The second generation Ford GT is by far the most advanced sports car ever to come from Detroit. It was engineered and built as a true exotic by employing carbon fiber structural elements, advanced passive and active aerodynamics—and on top of it all, a 650 horsepower 3.5-liter twin-turbocharged EcoBoost V6.

The GT’s introduction coincided with the 50th anniversary of Ford’s first overall Le Mans triumph in 1966, and poetically, it won the world’s most famous endurance race in its respective class—once again beating Ferrari.

#10: Cadillac CTS-V

Cadillac CTS-V on street with city skyline in background
Via GM

If American cars were known for something, it was democratizing luxury. Ever since the 1950s, the amount of convenient features in American cars was unmatchable in all but the most luxurious European imports, and Cadillac was at the very forefront of producing these well loaded land barges. In fact, Cadillac was historically so focused on luxury that its cars’ performance was at the very bottom of its list of priorities. And then, in 2004, came the CTS-V.

Originally equipped with a LS6 V8 sourced from the C5 Corvette Z06, the CTS-V was a disruptor both for Cadillac and American performance as a whole. For the first time in history, European sports sedans had a US-born adversary, and Cadillac got a car that handled nothing unlike your grandpa’s car.

The CTS-V was a true gamechanger, and the fact that it came from Cadillac out of all possible brands makes its success even more impressive.
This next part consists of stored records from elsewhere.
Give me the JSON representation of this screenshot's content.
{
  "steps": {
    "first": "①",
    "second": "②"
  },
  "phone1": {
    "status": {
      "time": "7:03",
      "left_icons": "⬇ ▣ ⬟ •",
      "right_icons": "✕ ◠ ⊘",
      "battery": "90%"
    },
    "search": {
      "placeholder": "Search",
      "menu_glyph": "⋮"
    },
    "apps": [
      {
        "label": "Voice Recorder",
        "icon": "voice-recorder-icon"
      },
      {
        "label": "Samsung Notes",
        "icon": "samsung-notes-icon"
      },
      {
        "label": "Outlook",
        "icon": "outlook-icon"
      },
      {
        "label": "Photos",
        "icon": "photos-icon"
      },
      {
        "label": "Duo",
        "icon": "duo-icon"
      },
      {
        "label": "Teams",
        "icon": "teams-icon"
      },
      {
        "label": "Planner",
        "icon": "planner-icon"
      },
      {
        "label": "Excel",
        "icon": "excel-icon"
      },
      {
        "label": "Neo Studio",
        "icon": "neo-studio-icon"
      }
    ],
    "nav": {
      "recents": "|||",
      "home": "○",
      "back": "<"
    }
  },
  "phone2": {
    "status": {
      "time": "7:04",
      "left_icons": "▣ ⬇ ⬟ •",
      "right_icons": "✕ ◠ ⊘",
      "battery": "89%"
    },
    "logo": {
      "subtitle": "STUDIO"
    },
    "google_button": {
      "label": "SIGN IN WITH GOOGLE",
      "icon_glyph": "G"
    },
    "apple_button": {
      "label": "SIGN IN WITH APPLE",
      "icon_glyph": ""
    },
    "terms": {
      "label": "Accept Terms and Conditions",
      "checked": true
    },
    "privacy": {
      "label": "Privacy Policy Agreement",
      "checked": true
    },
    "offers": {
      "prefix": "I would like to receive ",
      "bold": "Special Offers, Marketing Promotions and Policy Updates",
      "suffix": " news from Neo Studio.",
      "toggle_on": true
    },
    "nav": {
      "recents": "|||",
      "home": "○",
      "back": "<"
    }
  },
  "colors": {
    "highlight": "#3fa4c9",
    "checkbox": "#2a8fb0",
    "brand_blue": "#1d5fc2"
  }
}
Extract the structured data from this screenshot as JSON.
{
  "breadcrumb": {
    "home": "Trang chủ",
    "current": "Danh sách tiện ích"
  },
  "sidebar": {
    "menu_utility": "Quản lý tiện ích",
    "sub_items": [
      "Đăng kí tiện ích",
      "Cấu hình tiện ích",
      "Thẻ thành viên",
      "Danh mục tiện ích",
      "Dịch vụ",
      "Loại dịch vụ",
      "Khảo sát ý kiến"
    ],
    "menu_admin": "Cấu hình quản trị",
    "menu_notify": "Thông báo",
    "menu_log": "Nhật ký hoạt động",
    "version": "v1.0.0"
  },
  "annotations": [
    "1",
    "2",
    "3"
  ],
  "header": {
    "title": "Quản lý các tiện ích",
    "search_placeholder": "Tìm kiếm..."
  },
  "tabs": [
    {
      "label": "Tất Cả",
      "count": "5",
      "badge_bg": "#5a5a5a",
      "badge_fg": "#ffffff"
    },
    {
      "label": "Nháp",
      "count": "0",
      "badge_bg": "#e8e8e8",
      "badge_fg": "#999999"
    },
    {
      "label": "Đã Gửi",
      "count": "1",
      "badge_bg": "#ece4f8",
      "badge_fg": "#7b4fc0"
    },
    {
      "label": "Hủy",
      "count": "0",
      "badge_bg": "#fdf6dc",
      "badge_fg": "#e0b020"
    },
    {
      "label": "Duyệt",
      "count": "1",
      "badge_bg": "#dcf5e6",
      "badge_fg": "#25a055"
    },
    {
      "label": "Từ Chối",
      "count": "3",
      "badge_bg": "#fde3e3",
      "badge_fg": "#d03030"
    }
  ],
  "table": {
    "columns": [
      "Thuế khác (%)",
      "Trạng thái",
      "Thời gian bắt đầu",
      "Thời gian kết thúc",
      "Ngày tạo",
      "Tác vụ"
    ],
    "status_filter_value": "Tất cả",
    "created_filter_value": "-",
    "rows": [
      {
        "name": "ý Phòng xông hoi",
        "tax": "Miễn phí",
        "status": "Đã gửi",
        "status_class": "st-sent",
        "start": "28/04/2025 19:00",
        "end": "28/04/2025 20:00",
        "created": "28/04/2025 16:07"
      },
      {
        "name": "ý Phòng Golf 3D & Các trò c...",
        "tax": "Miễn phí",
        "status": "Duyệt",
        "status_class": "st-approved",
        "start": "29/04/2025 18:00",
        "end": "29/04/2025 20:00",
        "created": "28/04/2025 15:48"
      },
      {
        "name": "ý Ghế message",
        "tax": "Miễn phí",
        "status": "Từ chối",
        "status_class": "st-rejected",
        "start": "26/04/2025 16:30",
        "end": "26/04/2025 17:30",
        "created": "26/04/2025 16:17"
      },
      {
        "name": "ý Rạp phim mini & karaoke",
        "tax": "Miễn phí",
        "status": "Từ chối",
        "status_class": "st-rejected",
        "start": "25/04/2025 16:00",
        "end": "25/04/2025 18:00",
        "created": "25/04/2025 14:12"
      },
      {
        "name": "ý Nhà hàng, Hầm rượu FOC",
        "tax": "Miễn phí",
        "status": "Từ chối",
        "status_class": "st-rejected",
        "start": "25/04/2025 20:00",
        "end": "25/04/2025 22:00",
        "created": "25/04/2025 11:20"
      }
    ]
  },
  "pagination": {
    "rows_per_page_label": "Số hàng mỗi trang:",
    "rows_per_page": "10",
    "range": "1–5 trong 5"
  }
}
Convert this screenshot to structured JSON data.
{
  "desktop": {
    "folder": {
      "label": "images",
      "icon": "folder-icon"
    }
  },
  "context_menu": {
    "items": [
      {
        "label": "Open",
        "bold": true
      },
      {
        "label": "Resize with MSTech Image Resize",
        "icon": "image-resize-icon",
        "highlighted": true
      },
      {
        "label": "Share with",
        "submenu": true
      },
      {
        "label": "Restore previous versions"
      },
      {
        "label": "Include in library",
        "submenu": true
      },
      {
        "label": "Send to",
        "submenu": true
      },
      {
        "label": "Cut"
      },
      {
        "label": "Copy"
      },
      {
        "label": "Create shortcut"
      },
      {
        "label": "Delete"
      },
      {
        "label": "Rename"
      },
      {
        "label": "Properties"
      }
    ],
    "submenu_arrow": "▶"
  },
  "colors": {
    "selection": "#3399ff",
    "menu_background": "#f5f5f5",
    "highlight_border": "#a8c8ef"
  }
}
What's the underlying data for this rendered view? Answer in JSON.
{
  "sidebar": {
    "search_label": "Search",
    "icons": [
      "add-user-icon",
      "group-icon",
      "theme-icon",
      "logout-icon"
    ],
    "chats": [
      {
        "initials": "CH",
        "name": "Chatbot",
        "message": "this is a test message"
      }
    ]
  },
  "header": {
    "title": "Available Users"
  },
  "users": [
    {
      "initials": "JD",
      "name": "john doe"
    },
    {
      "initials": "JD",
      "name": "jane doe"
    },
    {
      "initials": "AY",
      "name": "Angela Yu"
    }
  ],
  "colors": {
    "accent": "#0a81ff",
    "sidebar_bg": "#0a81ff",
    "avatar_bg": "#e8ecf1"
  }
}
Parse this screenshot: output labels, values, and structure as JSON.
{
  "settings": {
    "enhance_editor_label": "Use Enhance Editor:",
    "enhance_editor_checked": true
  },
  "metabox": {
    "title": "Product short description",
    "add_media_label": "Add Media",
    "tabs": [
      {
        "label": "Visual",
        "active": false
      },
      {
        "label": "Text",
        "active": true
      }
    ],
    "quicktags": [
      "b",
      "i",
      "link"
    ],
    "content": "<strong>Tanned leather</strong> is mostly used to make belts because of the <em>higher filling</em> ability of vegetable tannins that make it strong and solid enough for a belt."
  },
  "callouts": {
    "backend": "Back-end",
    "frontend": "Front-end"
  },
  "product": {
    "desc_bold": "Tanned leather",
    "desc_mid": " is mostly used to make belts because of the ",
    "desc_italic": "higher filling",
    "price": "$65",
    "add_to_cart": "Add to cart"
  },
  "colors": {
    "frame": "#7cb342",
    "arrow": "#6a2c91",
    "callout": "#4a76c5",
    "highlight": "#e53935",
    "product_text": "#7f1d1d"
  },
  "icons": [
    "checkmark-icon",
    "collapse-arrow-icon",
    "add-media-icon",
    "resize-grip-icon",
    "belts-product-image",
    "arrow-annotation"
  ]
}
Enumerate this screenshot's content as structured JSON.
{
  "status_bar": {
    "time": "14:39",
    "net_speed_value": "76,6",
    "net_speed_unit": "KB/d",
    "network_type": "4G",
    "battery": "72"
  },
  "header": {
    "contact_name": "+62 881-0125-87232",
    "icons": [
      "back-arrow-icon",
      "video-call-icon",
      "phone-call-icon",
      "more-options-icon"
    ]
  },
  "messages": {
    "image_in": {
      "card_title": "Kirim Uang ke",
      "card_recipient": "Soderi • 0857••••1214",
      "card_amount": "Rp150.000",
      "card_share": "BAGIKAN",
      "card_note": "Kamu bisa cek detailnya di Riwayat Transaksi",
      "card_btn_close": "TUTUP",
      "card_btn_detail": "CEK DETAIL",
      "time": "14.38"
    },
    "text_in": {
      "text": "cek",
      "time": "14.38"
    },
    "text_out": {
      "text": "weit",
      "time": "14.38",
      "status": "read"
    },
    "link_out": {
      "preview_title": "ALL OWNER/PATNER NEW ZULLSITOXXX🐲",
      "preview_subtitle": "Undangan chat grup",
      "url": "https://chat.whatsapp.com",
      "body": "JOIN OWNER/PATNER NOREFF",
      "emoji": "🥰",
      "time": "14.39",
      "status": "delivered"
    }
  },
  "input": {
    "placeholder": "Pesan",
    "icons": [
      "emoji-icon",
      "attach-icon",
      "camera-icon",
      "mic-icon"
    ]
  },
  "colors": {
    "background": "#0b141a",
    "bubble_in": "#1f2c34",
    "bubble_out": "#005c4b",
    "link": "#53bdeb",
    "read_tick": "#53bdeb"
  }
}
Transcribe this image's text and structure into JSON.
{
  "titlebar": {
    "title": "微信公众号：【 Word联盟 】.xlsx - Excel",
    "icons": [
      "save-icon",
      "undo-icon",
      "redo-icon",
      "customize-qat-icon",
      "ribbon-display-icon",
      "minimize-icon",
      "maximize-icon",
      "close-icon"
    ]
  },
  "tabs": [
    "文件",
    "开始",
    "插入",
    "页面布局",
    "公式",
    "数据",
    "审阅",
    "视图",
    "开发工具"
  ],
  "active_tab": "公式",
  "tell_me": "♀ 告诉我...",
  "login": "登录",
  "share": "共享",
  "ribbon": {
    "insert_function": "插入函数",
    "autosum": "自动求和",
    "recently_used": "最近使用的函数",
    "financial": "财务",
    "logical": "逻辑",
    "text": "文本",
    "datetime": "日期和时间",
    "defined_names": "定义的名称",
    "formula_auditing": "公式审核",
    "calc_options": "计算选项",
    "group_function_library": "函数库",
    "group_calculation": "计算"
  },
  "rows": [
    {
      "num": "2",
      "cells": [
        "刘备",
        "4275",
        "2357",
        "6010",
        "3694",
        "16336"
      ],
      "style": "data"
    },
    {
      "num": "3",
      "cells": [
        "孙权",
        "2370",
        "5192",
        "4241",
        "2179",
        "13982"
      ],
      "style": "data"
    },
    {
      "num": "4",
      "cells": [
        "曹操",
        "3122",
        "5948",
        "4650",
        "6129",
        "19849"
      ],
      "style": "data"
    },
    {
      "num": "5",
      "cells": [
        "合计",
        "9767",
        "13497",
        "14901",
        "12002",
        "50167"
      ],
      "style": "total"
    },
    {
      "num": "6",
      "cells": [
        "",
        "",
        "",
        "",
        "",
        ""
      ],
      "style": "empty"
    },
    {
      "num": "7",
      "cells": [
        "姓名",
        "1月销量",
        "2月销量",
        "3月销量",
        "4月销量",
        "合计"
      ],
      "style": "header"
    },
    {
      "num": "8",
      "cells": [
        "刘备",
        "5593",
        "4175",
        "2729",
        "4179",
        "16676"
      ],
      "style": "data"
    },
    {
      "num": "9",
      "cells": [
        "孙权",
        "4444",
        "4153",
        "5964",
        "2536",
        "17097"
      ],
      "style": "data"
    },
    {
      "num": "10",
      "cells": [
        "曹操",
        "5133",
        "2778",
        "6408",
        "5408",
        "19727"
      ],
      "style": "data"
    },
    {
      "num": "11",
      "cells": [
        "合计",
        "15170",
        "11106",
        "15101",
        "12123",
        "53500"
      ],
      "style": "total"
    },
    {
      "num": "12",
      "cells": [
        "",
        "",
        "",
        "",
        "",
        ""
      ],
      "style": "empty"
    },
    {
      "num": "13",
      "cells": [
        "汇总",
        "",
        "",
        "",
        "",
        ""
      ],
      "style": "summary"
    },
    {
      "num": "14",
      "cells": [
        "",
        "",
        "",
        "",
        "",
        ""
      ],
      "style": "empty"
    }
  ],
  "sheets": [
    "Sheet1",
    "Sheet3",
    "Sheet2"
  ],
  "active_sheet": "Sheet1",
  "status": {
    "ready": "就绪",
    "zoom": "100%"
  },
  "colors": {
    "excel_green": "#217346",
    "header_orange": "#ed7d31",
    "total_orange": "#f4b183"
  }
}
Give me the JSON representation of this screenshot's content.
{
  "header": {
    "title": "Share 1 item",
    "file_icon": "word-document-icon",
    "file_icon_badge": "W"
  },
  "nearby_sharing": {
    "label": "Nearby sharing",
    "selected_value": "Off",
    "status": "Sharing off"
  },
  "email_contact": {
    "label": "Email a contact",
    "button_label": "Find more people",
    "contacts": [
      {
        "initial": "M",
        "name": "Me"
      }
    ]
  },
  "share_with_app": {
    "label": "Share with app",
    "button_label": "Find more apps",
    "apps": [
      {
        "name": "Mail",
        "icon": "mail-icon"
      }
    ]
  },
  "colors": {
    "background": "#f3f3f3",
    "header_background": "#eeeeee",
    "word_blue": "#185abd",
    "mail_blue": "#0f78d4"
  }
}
Luckily, the CTS-V was no one-model affair, spawning an equally impressive direct successor and kickstarting the acclaimed V Series—marking a new era for both Cadillac and American sports sedans as a whole.